Luckynut, or yellow oleander, is probably native to Mexico; its precise origin is unknown because it has been cultivated throughout Latin America for centuries. It reaches a height of 25 feet, with a trunk 5 or more inches in diameter. The leaves are lustrous and measure up to 6.5 inches long by scarcely half an inch wide. Flowers are up to 2.5 inches long, the petals may be white, yellow, or orange-yellow. Fruits are roughly triangular and up to 1.5 inches wide, they contain a hard stone resembling a Chinese fortune cookie, within which there are two seeds. The tree flowers during spring and fruits mature in fall and winter. The seeds and the white latex produced by cut leaves and branches are very poisonous. It flowers and produces fruits throughout the year. The generic name honors the French explorer André Thévet (1502-1590). The species name derives erroneously suggests that it is native to Peru.

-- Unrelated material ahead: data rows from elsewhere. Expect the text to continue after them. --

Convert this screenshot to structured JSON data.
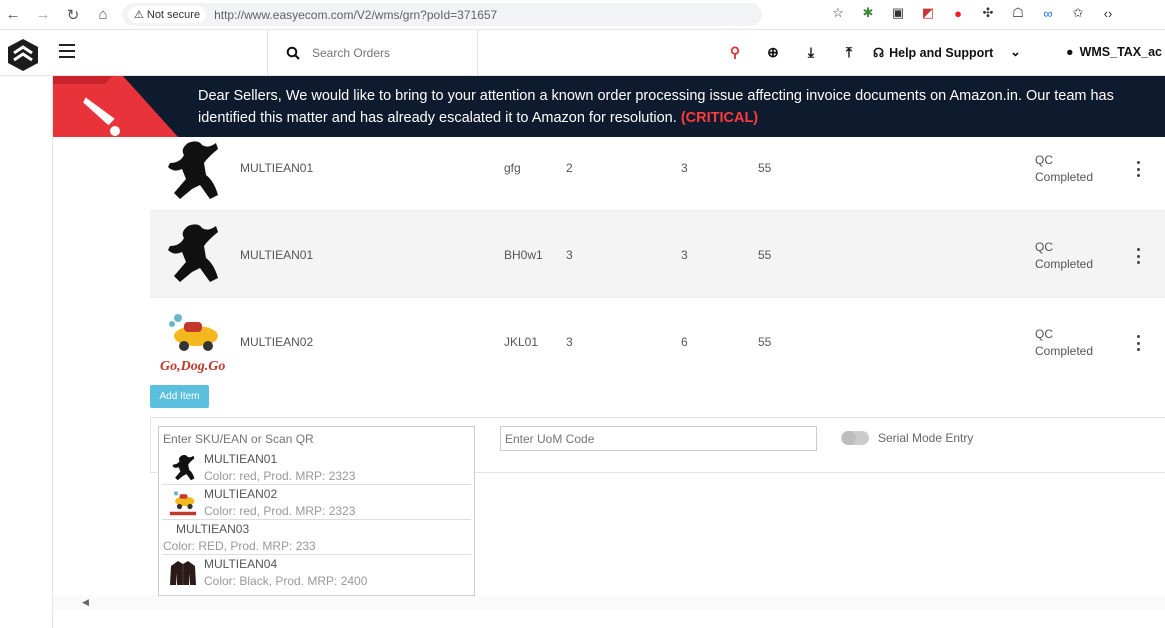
{
  "browser": {
    "security_label": "Not secure",
    "url": "http://www.easyecom.com/V2/wms/grn?poId=371657"
  },
  "header": {
    "search_placeholder": "Search Orders",
    "help_label": "Help and Support",
    "user_label": "WMS_TAX_ac"
  },
  "alert": {
    "message": "Dear Sellers, We would like to bring to your attention a known order processing issue affecting invoice documents on Amazon.in. Our team has identified this matter and has already escalated it to Amazon for resolution.",
    "tag": "(CRITICAL)"
  },
  "items": [
    {
      "sku": "MULTIEAN01",
      "code": "gfg",
      "col1": "2",
      "col2": "3",
      "col3": "55",
      "status_line1": "QC",
      "status_line2": "Completed",
      "image": "dancer-silhouette"
    },
    {
      "sku": "MULTIEAN01",
      "code": "BH0w1",
      "col1": "3",
      "col2": "3",
      "col3": "55",
      "status_line1": "QC",
      "status_line2": "Completed",
      "image": "dancer-silhouette"
    },
    {
      "sku": "MULTIEAN02",
      "code": "JKL01",
      "col1": "3",
      "col2": "6",
      "col3": "55",
      "status_line1": "QC",
      "status_line2": "Completed",
      "image": "go-dog-go"
    }
  ],
  "entry": {
    "add_item_label": "Add Item",
    "sku_placeholder": "Enter SKU/EAN or Scan QR",
    "uom_placeholder": "Enter UoM Code",
    "serial_label": "Serial Mode Entry"
  },
  "suggestions": [
    {
      "name": "MULTIEAN01",
      "meta": "Color: red, Prod. MRP: 2323",
      "image": "dancer-silhouette"
    },
    {
      "name": "MULTIEAN02",
      "meta": "Color: red, Prod. MRP: 2323",
      "image": "go-dog-go"
    },
    {
      "name": "MULTIEAN03",
      "meta": "Color: RED, Prod. MRP: 233",
      "image": ""
    },
    {
      "name": "MULTIEAN04",
      "meta": "Color: Black, Prod. MRP: 2400",
      "image": "black-jacket"
    }
  ],
  "colors": {
    "banner_bg": "#0e1a2e",
    "critical": "#ff3b3b",
    "add_button": "#5bc0de"
  }
}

The photographed tree is below the large India rubber-tree growing near the Mayagüez Terrace entrance. It is the only member of the species in the campus.

Fruit: this link.


Thevetia peruviana (Apocynaceae)